By Bill Carey
7 April 2022
“Is this correct or is it hype?”
The images below from the Los Angeles Fire Department’s Instagram and Twitter accounts were sent to me from several people. The general question was “Is this one of the deadliest years?” Others think that they way it was written was hyping or leveraging LODDs to get attention.
The LAFD statement is correct. It is also poorly written.
“With 30 line of duty deaths already, 2022 has started as one of the deadliest years in the fire service.” This is technically correct but the way it is written makes it seem as though all 30 line of duty deaths were traumatic deaths. Only five of them are. Six if you include a firefighter killed in an explosion while outside of the burning structure.
Here are the number of on-duty deaths for the same time period (6 – 7 April) for the last 10 years:
We can see that there are years where the total number by this point in April were higher than 30 so 2022 is one of the deadliest but not the deadliest. What makes 2022 unique for the reasoning of the Los Angeles Fire Department’s posts is that the first five interior deaths to date all occurred in January. In 2021 where there were more total deaths in the same time period but there were only two interior deaths in January. The total inside for the same larger period is three. 2014 had more total deaths in the same time period as well, but four interior deaths. These involved two multi-fatality incidents in Toledo and Boston.
So yes, 2022 has started as one of the deadliest years in the fire service, with five interior deaths in the first month.
However a post like this ignores that while we are still are counting on-duty deaths due to the COVID-19 pandemic, which have significantly declined, the majority of on-duty deaths are related to stress/overexertion. Behind these are deaths due to crashes involving fire department apparatus.

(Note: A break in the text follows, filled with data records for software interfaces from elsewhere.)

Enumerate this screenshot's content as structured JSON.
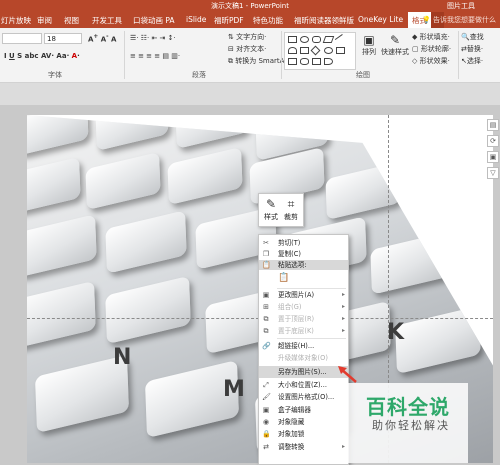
{
  "window": {
    "title": "演示文稿1 - PowerPoint",
    "context_tab_group": "图片工具"
  },
  "tabs": [
    {
      "label": "灯片放映"
    },
    {
      "label": "审阅"
    },
    {
      "label": "视图"
    },
    {
      "label": "开发工具"
    },
    {
      "label": "口袋动画 PA"
    },
    {
      "label": "iSlide"
    },
    {
      "label": "福昕PDF"
    },
    {
      "label": "特色功能"
    },
    {
      "label": "福昕阅读器领鲜版"
    },
    {
      "label": "OneKey Lite"
    },
    {
      "label": "格式"
    }
  ],
  "tell_me": "告诉我您想要做什么",
  "ribbon": {
    "font_size_value": "18",
    "font_group_label": "字体",
    "paragraph_group_label": "段落",
    "drawing_group_label": "绘图",
    "text_direction": "文字方向",
    "align_text": "对齐文本",
    "convert_smartart": "转换为 SmartArt",
    "arrange": "排列",
    "quick_styles": "快速样式",
    "shape_fill": "形状填充",
    "shape_outline": "形状轮廓",
    "shape_effects": "形状效果",
    "find": "查找",
    "replace": "替换",
    "select": "选择"
  },
  "keyboard_labels": [
    "N",
    "M",
    "K"
  ],
  "mini_toolbar": {
    "style_label": "样式",
    "crop_label": "裁剪"
  },
  "context_menu": {
    "items": [
      {
        "label": "剪切(T)",
        "icon": "scissors-icon",
        "disabled": false
      },
      {
        "label": "复制(C)",
        "icon": "copy-icon",
        "disabled": false
      },
      {
        "label": "粘贴选项:",
        "icon": "paste-icon",
        "disabled": false
      },
      {
        "label": "更改图片(A)",
        "icon": "change-picture-icon",
        "disabled": false,
        "arrow": true
      },
      {
        "label": "组合(G)",
        "icon": "group-icon",
        "disabled": true,
        "arrow": true
      },
      {
        "label": "置于顶层(R)",
        "icon": "bring-front-icon",
        "disabled": true,
        "arrow": true
      },
      {
        "label": "置于底层(K)",
        "icon": "send-back-icon",
        "disabled": true,
        "arrow": true
      },
      {
        "label": "超链接(H)...",
        "icon": "hyperlink-icon",
        "disabled": false
      },
      {
        "label": "升级媒体对象(O)",
        "icon": "",
        "disabled": true
      },
      {
        "label": "另存为图片(S)...",
        "icon": "",
        "disabled": false,
        "highlighted": true
      },
      {
        "label": "大小和位置(Z)...",
        "icon": "size-icon",
        "disabled": false
      },
      {
        "label": "设置图片格式(O)...",
        "icon": "format-picture-icon",
        "disabled": false
      },
      {
        "label": "盒子编辑器",
        "icon": "box-editor-icon",
        "disabled": false
      },
      {
        "label": "对象隐藏",
        "icon": "hide-icon",
        "disabled": false
      },
      {
        "label": "对象加锁",
        "icon": "lock-icon",
        "disabled": false
      },
      {
        "label": "调整转换",
        "icon": "convert-icon",
        "disabled": false,
        "arrow": true
      }
    ]
  },
  "watermark": {
    "title": "百科全说",
    "subtitle": "助你轻松解决"
  },
  "colors": {
    "ribbon_red": "#b7472a",
    "watermark_green": "#2ea86a",
    "arrow_red": "#e23b2e"
  }
}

In my opinion a better social media post that would not imply or be misunderstood as 30 firefighters killed while fighting fires would be,
“With a total of five firefighters trapped and killed inside burning buildings in January, 2022 is quickly becoming a deadly year in the fire service, which makes the IAFF Fire Ground Survival program even more critical.”
This leaves little doubt to the what the specific number is and relates better to the training shown, because we all should know that bailout training does very little to reduce deaths due to heart attacks, COVID-19, vehicle crashes, falls, and violence – which also occurred in the same time period.
Photograph courtesy of Unsplash.